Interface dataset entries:
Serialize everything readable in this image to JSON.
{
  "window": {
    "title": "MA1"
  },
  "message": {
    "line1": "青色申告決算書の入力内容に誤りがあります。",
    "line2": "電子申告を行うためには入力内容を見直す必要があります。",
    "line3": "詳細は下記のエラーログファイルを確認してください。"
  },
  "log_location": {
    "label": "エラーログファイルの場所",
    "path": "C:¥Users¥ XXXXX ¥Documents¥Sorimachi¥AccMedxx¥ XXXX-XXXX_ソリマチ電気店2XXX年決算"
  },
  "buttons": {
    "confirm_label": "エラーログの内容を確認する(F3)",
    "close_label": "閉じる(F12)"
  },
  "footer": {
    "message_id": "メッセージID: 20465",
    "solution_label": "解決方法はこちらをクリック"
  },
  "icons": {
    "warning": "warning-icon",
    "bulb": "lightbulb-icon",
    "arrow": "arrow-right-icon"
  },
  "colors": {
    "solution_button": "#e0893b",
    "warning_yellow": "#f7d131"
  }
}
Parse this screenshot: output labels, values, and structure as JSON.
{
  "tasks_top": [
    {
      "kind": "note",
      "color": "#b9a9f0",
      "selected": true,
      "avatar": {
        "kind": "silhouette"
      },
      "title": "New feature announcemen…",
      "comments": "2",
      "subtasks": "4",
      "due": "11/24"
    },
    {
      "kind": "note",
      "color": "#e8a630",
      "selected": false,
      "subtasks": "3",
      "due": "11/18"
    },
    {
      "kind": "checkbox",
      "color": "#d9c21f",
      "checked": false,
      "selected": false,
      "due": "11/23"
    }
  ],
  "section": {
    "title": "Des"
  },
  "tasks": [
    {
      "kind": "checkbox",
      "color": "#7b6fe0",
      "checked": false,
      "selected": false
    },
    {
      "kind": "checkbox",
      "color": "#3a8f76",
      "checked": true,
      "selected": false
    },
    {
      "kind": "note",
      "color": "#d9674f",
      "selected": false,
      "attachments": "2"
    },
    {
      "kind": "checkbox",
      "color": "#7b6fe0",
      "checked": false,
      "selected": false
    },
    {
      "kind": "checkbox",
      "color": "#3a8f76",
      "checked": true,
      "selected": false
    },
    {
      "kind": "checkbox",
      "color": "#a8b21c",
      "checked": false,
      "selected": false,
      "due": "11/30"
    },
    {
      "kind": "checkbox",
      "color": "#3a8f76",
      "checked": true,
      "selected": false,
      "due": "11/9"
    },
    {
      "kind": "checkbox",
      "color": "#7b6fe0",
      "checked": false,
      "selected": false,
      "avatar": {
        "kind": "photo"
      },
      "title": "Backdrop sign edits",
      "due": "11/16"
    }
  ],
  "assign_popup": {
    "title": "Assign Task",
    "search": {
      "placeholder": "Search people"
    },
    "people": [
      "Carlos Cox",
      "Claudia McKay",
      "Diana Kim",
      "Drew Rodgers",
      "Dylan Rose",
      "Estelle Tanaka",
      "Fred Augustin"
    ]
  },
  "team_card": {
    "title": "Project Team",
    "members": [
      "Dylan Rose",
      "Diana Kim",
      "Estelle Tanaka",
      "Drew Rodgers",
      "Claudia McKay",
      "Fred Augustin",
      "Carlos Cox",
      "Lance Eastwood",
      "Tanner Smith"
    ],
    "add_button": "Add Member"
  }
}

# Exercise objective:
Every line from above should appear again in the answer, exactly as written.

# Solution to this task:
Serialize everything readable in this image to JSON.
{
  "window": {
    "title": "MA1"
  },
  "message": {
    "line1": "青色申告決算書の入力内容に誤りがあります。",
    "line2": "電子申告を行うためには入力内容を見直す必要があります。",
    "line3": "詳細は下記のエラーログファイルを確認してください。"
  },
  "log_location": {
    "label": "エラーログファイルの場所",
    "path": "C:¥Users¥ XXXXX ¥Documents¥Sorimachi¥AccMedxx¥ XXXX-XXXX_ソリマチ電気店2XXX年決算"
  },
  "buttons": {
    "confirm_label": "エラーログの内容を確認する(F3)",
    "close_label": "閉じる(F12)"
  },
  "footer": {
    "message_id": "メッセージID: 20465",
    "solution_label": "解決方法はこちらをクリック"
  },
  "icons": {
    "warning": "warning-icon",
    "bulb": "lightbulb-icon",
    "arrow": "arrow-right-icon"
  },
  "colors": {
    "solution_button": "#e0893b",
    "warning_yellow": "#f7d131"
  }
}
Parse this screenshot: output labels, values, and structure as JSON.
{
  "tasks_top": [
    {
      "kind": "note",
      "color": "#b9a9f0",
      "selected": true,
      "avatar": {
        "kind": "silhouette"
      },
      "title": "New feature announcemen…",
      "comments": "2",
      "subtasks": "4",
      "due": "11/24"
    },
    {
      "kind": "note",
      "color": "#e8a630",
      "selected": false,
      "subtasks": "3",
      "due": "11/18"
    },
    {
      "kind": "checkbox",
      "color": "#d9c21f",
      "checked": false,
      "selected": false,
      "due": "11/23"
    }
  ],
  "section": {
    "title": "Des"
  },
  "tasks": [
    {
      "kind": "checkbox",
      "color": "#7b6fe0",
      "checked": false,
      "selected": false
    },
    {
      "kind": "checkbox",
      "color": "#3a8f76",
      "checked": true,
      "selected": false
    },
    {
      "kind": "note",
      "color": "#d9674f",
      "selected": false,
      "attachments": "2"
    },
    {
      "kind": "checkbox",
      "color": "#7b6fe0",
      "checked": false,
      "selected": false
    },
    {
      "kind": "checkbox",
      "color": "#3a8f76",
      "checked": true,
      "selected": false
    },
    {
      "kind": "checkbox",
      "color": "#a8b21c",
      "checked": false,
      "selected": false,
      "due": "11/30"
    },
    {
      "kind": "checkbox",
      "color": "#3a8f76",
      "checked": true,
      "selected": false,
      "due": "11/9"
    },
    {
      "kind": "checkbox",
      "color": "#7b6fe0",
      "checked": false,
      "selected": false,
      "avatar": {
        "kind": "photo"
      },
      "title": "Backdrop sign edits",
      "due": "11/16"
    }
  ],
  "assign_popup": {
    "title": "Assign Task",
    "search": {
      "placeholder": "Search people"
    },
    "people": [
      "Carlos Cox",
      "Claudia McKay",
      "Diana Kim",
      "Drew Rodgers",
      "Dylan Rose",
      "Estelle Tanaka",
      "Fred Augustin"
    ]
  },
  "team_card": {
    "title": "Project Team",
    "members": [
      "Dylan Rose",
      "Diana Kim",
      "Estelle Tanaka",
      "Drew Rodgers",
      "Claudia McKay",
      "Fred Augustin",
      "Carlos Cox",
      "Lance Eastwood",
      "Tanner Smith"
    ],
    "add_button": "Add Member"
  }
}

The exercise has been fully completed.